BEGIN Data extracts
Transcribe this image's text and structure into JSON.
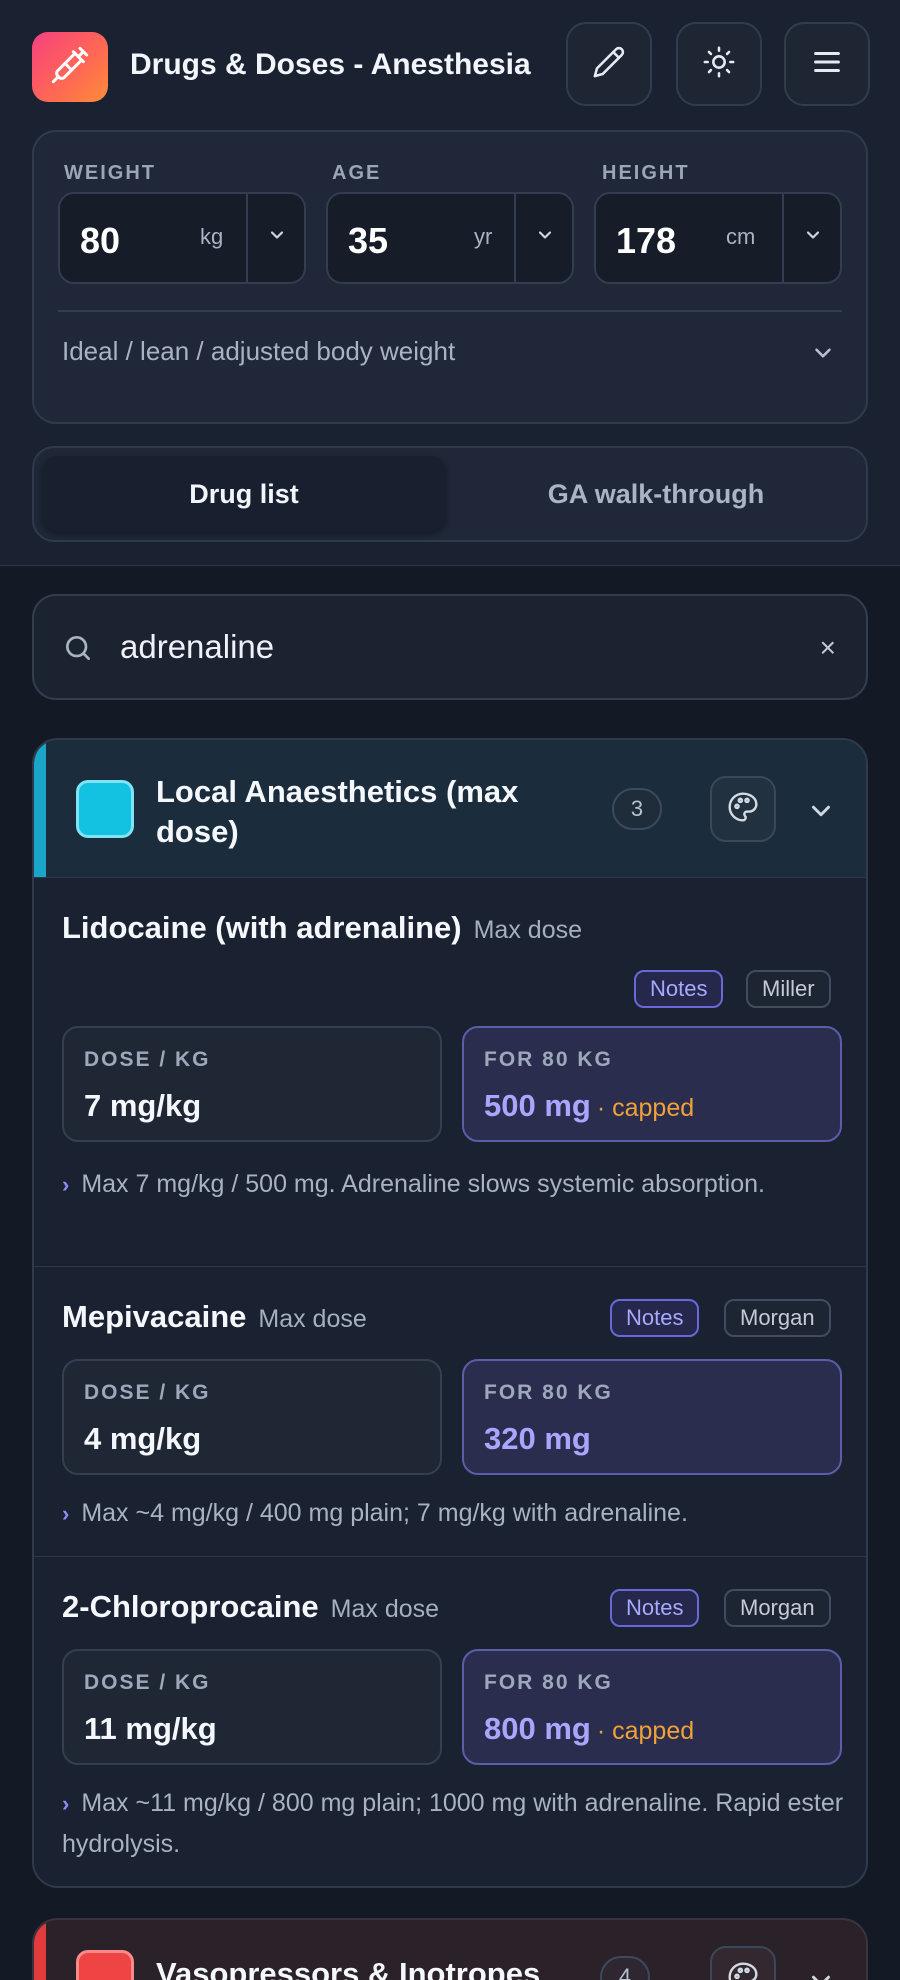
{
  "header": {
    "title": "Drugs & Doses - Anesthesia",
    "buttons": [
      {
        "icon": "pencil-icon"
      },
      {
        "icon": "sun-icon"
      },
      {
        "icon": "menu-icon"
      }
    ]
  },
  "patient": {
    "weight": {
      "label": "WEIGHT",
      "value": "80",
      "unit": "kg"
    },
    "age": {
      "label": "AGE",
      "value": "35",
      "unit": "yr"
    },
    "height": {
      "label": "HEIGHT",
      "value": "178",
      "unit": "cm"
    },
    "body_weight_toggle": "Ideal / lean / adjusted body weight"
  },
  "tabs": {
    "active": "Drug list",
    "inactive": "GA walk-through"
  },
  "search": {
    "value": "adrenaline",
    "clear": "×"
  },
  "groups": [
    {
      "title": "Local Anaesthetics (max dose)",
      "count": "3",
      "accent": "#1aa6c8",
      "drugs": [
        {
          "name": "Lidocaine (with adrenaline)",
          "type": "Max dose",
          "tags": {
            "notes": "Notes",
            "ref": "Miller"
          },
          "dose_label": "DOSE / KG",
          "dose": "7 mg/kg",
          "total_label": "FOR 80 KG",
          "total": "500 mg",
          "capped": "· capped",
          "note": "Max 7 mg/kg / 500 mg. Adrenaline slows systemic absorption."
        },
        {
          "name": "Mepivacaine",
          "type": "Max dose",
          "tags": {
            "notes": "Notes",
            "ref": "Morgan"
          },
          "dose_label": "DOSE / KG",
          "dose": "4 mg/kg",
          "total_label": "FOR 80 KG",
          "total": "320 mg",
          "note": "Max ~4 mg/kg / 400 mg plain; 7 mg/kg with adrenaline."
        },
        {
          "name": "2-Chloroprocaine",
          "type": "Max dose",
          "tags": {
            "notes": "Notes",
            "ref": "Morgan"
          },
          "dose_label": "DOSE / KG",
          "dose": "11 mg/kg",
          "total_label": "FOR 80 KG",
          "total": "800 mg",
          "capped": "· capped",
          "note": "Max ~11 mg/kg / 800 mg plain; 1000 mg with adrenaline. Rapid ester hydrolysis."
        }
      ]
    },
    {
      "title": "Vasopressors & Inotropes",
      "count": "4",
      "accent": "#e23b3b"
    }
  ],
  "colors": {
    "background": "#141a25",
    "accent_notes": "#a7a9ff",
    "capped": "#f0a13a"
  }
}
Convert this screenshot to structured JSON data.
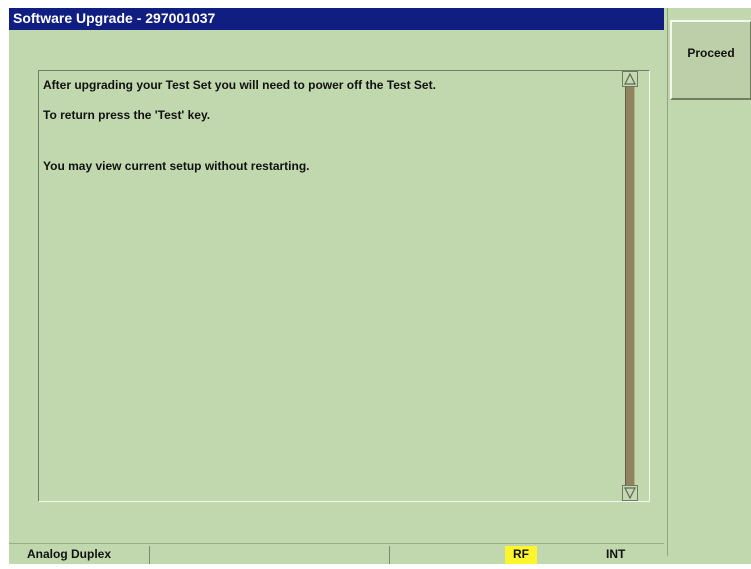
{
  "window": {
    "title": "Software Upgrade - 297001037"
  },
  "softkeys": [
    {
      "label": "Proceed"
    }
  ],
  "message": {
    "lines": [
      "After upgrading your Test Set you will need to power off the Test Set.",
      "To return press the 'Test' key.",
      "You may view current setup without restarting."
    ]
  },
  "status_bar": {
    "mode": "Analog Duplex",
    "rf": "RF",
    "int": "INT"
  },
  "colors": {
    "background": "#c1d8ae",
    "title_bar": "#0f1e80",
    "rf_highlight": "#fff52e",
    "scroll_track": "#8e8462"
  },
  "icons": {
    "scroll_up": "scroll-up-arrow-icon",
    "scroll_down": "scroll-down-arrow-icon"
  }
}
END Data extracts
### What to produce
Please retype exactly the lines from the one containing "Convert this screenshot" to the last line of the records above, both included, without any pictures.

### Reply
Convert this screenshot to structured JSON data.
{
  "window": {
    "title": "Software Upgrade - 297001037"
  },
  "softkeys": [
    {
      "label": "Proceed"
    }
  ],
  "message": {
    "lines": [
      "After upgrading your Test Set you will need to power off the Test Set.",
      "To return press the 'Test' key.",
      "You may view current setup without restarting."
    ]
  },
  "status_bar": {
    "mode": "Analog Duplex",
    "rf": "RF",
    "int": "INT"
  },
  "colors": {
    "background": "#c1d8ae",
    "title_bar": "#0f1e80",
    "rf_highlight": "#fff52e",
    "scroll_track": "#8e8462"
  },
  "icons": {
    "scroll_up": "scroll-up-arrow-icon",
    "scroll_down": "scroll-down-arrow-icon"
  }
}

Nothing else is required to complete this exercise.